Five Rejected Designs for the U.S. Capitol Building in a 1792 Competition

Introduction Construction of the US Capitol we know and love was completed in 1800, following a competition to find a home for Congress. The contest had been won by a physician with pretensions to architecture, William Thornton, who only had his shot at the prize – after the deadline had passed – thanks to George[…]

Hoysala Architecture of Medieval India

The vigorous temple building activity of the Hoysala Empire arose from the social, cultural and political events of the period. Introduction Hoysala architecture indicates the distinctive building style developed under the rule of the Hoysala Empire in the region known today as Karnataka, India, between the eleventh and fourteenth centuries. Hoysala influence stood at its[…]

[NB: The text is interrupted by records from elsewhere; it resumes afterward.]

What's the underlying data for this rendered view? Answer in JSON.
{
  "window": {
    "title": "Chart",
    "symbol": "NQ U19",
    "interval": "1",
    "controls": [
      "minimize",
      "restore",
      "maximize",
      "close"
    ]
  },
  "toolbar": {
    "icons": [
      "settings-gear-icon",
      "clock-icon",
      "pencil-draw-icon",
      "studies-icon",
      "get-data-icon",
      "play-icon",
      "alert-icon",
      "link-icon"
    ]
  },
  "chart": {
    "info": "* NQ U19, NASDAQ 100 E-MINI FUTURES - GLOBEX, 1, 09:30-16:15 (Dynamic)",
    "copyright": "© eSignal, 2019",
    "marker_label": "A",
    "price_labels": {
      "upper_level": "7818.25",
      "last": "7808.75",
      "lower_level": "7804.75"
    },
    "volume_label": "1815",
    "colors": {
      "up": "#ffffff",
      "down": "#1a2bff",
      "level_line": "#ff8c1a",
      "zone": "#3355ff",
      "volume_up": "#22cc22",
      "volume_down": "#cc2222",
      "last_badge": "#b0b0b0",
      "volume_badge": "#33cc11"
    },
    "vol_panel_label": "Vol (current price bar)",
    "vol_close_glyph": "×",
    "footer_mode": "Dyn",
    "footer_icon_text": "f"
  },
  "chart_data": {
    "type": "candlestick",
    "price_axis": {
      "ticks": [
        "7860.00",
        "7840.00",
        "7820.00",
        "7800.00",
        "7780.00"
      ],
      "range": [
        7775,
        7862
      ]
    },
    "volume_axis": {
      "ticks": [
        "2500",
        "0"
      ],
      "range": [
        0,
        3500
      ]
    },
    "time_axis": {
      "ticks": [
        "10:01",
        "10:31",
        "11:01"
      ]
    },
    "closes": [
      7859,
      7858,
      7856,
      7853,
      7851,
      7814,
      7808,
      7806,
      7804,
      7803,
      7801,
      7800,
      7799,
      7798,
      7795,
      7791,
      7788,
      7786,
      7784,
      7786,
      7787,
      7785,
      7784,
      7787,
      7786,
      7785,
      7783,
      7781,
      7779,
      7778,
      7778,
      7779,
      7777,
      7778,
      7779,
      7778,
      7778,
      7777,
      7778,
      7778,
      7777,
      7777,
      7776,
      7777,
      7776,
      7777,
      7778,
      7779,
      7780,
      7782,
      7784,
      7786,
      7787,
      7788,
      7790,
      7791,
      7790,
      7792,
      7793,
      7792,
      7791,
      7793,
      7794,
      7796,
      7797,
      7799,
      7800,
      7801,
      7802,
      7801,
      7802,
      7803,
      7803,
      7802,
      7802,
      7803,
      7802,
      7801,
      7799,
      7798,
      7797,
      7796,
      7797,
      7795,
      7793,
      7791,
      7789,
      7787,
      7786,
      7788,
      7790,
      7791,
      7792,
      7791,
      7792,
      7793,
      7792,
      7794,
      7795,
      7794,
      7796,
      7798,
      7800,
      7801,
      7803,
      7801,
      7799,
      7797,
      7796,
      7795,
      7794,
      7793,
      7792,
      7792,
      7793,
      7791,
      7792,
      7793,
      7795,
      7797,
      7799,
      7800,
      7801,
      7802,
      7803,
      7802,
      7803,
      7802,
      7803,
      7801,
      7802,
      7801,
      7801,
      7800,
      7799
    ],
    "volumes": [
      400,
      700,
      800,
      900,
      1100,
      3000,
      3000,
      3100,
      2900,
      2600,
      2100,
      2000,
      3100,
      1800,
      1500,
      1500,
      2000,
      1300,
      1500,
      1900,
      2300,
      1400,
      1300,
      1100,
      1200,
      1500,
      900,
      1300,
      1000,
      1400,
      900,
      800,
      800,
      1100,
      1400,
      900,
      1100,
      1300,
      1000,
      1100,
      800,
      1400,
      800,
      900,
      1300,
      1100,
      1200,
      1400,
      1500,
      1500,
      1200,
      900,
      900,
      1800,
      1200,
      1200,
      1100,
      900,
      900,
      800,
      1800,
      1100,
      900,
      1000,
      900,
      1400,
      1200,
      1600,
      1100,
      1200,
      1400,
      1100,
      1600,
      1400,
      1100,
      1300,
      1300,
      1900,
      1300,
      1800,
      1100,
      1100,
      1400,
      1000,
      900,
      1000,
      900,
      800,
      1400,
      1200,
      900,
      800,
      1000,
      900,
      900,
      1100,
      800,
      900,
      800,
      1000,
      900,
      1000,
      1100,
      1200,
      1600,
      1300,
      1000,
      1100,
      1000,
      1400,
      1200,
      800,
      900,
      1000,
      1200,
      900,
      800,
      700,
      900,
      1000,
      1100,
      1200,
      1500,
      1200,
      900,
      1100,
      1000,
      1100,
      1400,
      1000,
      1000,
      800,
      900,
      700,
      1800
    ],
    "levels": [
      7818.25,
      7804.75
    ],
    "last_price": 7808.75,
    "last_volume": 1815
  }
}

Skulls, Temples, and Churches: The Ancient Walled City of Evora

Evora’s history dates back over five millennia. By Kim MartinsHistorian Introduction The sunbaked plain of the Alentejoregion in central Portugal is called planicie dourada (golden plain)by the Portuguese, and it is dotted with cork oak forests, vineyards, olive groves, and hilltop towns with whitewashed houses. ‘Alentejo’means “beyond the Tagus River”, and there is a raw[…]

The Ancient Athenian Treasury at Delphi

The Athenian treasury was the first Panhellenic sanctuary that was dedicated by Athenians. Introduction The Athenian Treasury at Delphi was constructed by the Athenians to house dedications and votive offerings made by their city and citizens to the sanctuary of Apollo. The entire treasury including its sculptural decoration is built of Parian marble. The date[…]

Angkor Wat, Medieval Center of the Khmer Empire

Introduction Angkor Wat is a temple complex in the province of Siem Reap, Cambodia originally dedicated to the Hindu god Vishnu in the 12th century CE. It is among the largest religious buildings ever created, second only to the Temple of Karnak at Thebes, Egypt and, some claim, even larger. Its name means “City of[…]